--- START ---

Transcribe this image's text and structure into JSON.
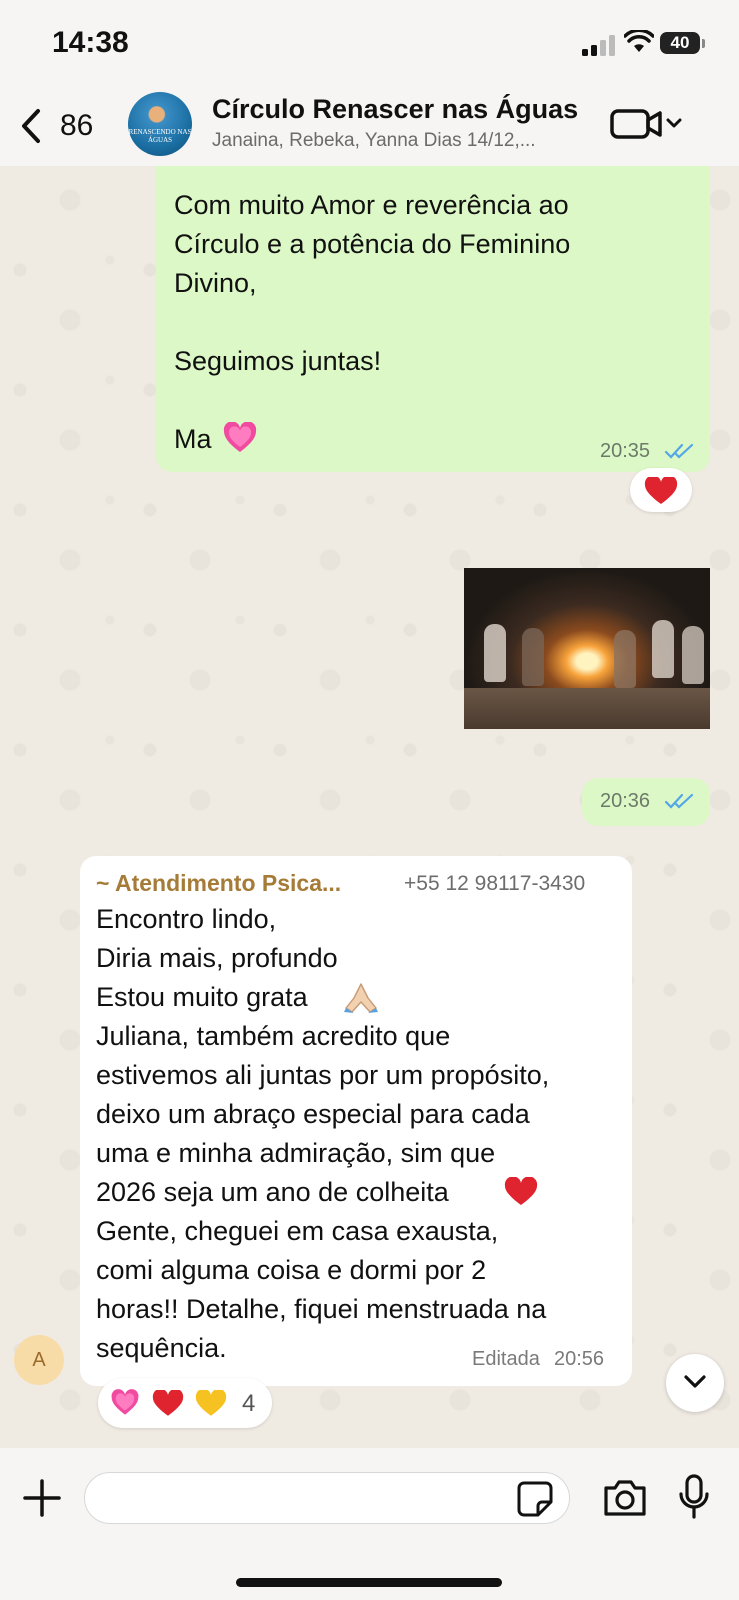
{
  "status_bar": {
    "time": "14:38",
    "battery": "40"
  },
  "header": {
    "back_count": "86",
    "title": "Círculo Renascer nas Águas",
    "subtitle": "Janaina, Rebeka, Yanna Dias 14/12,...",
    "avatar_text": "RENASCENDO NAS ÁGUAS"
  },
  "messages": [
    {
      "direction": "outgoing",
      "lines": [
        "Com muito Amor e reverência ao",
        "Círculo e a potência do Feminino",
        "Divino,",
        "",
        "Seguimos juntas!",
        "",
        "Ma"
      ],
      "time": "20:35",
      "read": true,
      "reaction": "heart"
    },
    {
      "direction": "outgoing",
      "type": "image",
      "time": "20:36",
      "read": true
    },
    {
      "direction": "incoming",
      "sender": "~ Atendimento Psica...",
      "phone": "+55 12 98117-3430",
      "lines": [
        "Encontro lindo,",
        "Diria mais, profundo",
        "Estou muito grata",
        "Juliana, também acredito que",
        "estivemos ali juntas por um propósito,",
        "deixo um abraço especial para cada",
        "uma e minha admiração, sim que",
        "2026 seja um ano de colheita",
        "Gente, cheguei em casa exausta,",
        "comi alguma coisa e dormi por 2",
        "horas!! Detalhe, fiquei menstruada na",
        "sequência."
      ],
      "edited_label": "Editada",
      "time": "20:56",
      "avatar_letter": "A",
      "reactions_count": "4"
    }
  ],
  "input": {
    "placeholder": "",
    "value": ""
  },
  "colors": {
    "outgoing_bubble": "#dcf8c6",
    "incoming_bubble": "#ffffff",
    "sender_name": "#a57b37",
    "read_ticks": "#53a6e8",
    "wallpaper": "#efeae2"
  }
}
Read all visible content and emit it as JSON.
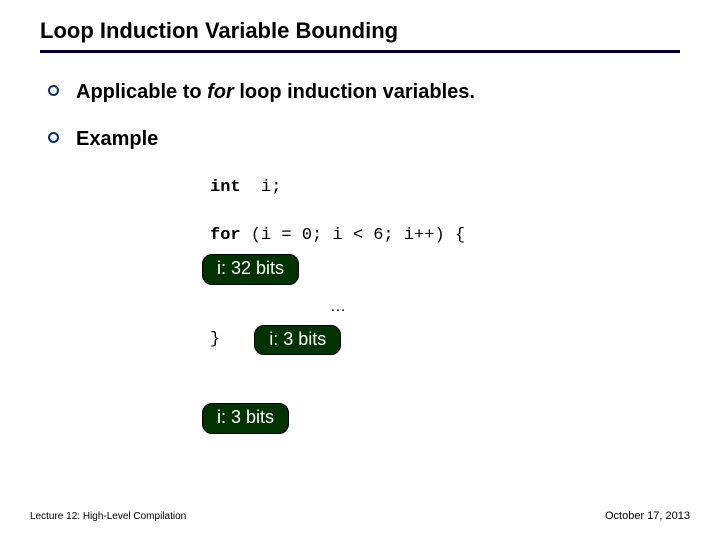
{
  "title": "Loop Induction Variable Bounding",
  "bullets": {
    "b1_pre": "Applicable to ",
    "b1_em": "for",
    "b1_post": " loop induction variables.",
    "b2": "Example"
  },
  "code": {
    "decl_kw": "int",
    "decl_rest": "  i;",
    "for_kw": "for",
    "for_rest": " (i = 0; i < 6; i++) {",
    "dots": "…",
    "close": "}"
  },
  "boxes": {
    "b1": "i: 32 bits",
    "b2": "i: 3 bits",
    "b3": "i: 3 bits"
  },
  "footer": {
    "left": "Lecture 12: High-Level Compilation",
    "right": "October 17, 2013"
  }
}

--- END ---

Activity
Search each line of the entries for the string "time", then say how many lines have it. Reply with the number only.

Solution
4